_Task directions_: From the records, report how many lines hold the word "sessions", with the number as the sole reply.

_Given records_:
'''

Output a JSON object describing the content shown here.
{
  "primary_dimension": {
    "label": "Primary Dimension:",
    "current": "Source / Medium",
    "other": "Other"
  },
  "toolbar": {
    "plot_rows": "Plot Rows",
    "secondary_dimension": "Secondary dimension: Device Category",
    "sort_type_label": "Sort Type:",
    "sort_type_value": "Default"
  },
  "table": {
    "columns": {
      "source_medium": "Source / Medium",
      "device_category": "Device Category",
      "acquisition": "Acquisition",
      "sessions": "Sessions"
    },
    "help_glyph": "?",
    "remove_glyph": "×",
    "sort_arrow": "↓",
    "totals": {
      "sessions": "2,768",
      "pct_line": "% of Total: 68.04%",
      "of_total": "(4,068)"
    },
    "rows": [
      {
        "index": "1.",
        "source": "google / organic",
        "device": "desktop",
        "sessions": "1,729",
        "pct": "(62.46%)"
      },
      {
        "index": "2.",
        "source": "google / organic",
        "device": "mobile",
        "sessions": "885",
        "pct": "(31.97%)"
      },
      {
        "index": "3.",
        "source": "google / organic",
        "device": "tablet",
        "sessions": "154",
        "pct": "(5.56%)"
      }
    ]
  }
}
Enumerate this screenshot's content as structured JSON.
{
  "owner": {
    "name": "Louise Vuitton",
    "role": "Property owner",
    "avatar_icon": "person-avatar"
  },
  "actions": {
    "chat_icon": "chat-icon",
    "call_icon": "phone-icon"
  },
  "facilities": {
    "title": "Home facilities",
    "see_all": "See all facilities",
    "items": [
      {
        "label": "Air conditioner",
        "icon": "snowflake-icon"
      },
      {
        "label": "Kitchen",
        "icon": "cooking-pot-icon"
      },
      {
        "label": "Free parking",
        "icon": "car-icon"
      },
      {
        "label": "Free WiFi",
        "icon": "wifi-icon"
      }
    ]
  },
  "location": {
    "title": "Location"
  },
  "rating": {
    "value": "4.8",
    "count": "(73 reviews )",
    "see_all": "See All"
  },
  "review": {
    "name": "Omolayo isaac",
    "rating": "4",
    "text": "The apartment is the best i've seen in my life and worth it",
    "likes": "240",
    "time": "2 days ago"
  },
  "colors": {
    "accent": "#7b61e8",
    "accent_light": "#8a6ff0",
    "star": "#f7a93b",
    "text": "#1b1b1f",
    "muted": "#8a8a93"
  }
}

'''

_Output below_: 5